**TO DO:**
Every line below that contains the word "value" must be copied.

**Interface dataset entries:**
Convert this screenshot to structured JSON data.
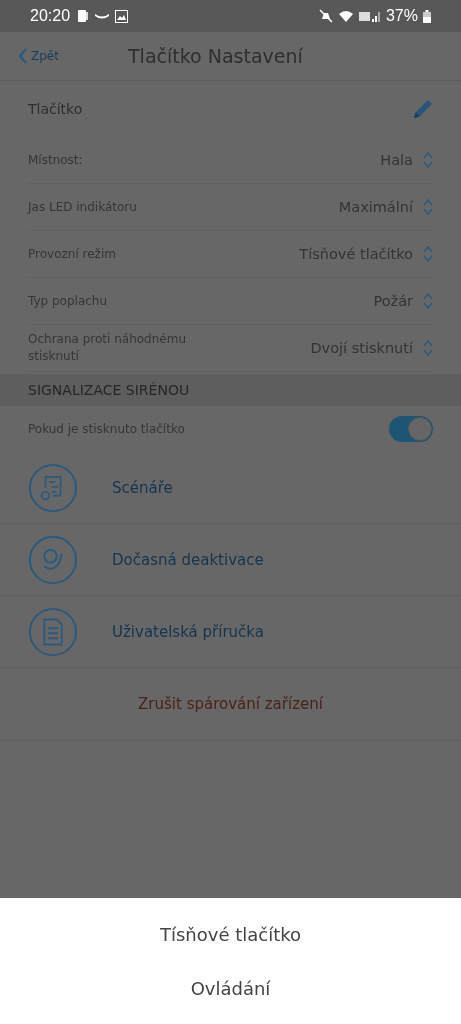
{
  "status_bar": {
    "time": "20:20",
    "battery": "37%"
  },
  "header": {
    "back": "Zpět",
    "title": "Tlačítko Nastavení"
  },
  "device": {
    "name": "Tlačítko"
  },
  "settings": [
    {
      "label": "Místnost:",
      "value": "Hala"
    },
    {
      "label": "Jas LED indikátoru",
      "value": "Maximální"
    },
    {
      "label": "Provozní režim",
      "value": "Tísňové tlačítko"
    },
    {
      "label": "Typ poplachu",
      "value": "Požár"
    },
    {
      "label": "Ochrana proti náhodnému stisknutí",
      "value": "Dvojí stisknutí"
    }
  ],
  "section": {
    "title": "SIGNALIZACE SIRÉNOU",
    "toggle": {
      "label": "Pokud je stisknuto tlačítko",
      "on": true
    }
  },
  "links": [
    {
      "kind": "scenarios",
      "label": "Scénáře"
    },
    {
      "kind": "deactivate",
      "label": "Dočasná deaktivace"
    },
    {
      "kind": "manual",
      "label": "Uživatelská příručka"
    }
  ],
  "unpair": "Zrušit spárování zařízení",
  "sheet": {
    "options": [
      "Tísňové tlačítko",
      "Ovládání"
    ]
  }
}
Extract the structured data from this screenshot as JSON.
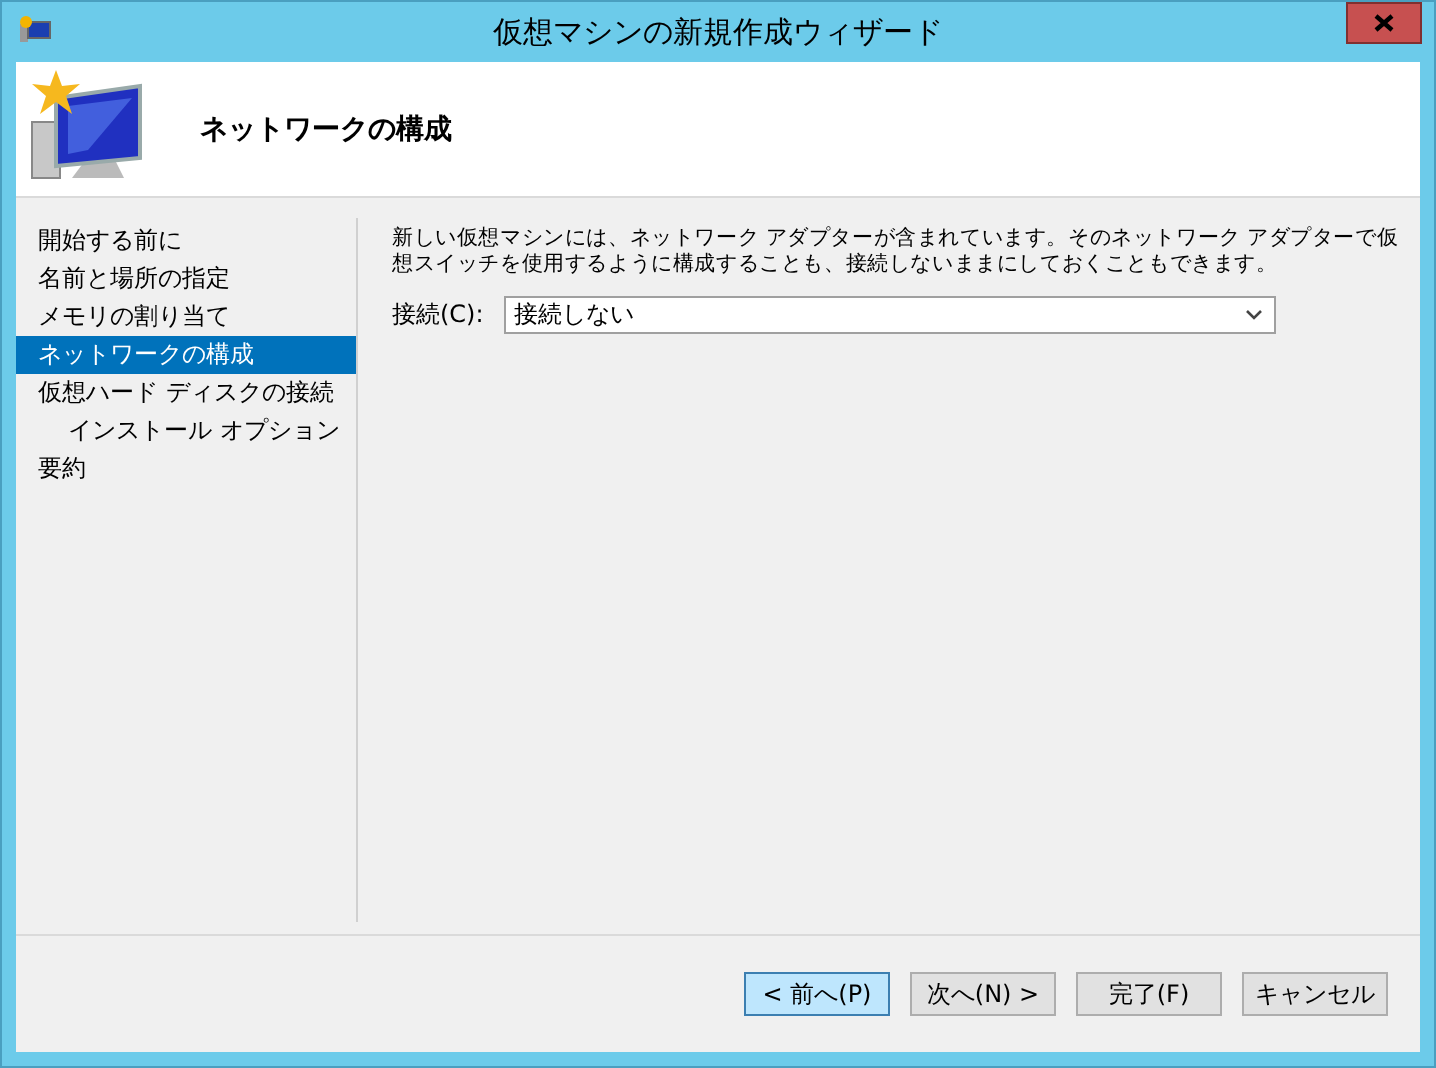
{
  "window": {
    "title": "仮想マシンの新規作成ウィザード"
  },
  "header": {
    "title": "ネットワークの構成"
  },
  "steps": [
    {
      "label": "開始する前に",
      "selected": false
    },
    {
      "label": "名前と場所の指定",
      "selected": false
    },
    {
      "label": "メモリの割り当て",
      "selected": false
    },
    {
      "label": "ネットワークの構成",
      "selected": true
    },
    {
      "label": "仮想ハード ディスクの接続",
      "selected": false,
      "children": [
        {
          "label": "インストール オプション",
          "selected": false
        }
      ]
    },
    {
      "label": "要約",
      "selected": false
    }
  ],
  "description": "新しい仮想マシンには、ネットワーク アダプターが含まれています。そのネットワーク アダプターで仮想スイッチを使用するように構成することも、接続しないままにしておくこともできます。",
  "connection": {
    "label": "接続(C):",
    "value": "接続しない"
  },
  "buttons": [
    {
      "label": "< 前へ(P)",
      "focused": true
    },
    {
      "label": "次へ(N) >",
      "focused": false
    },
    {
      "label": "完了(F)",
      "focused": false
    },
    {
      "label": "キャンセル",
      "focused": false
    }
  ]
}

**OUTPUT FOR THIS TASK:**
      "value": "Hala"
      "value": "Maximální"
      "value": "Tísňové tlačítko"
      "value": "Požár"
      "value": "Dvojí stisknutí"
    "value": "接続しない"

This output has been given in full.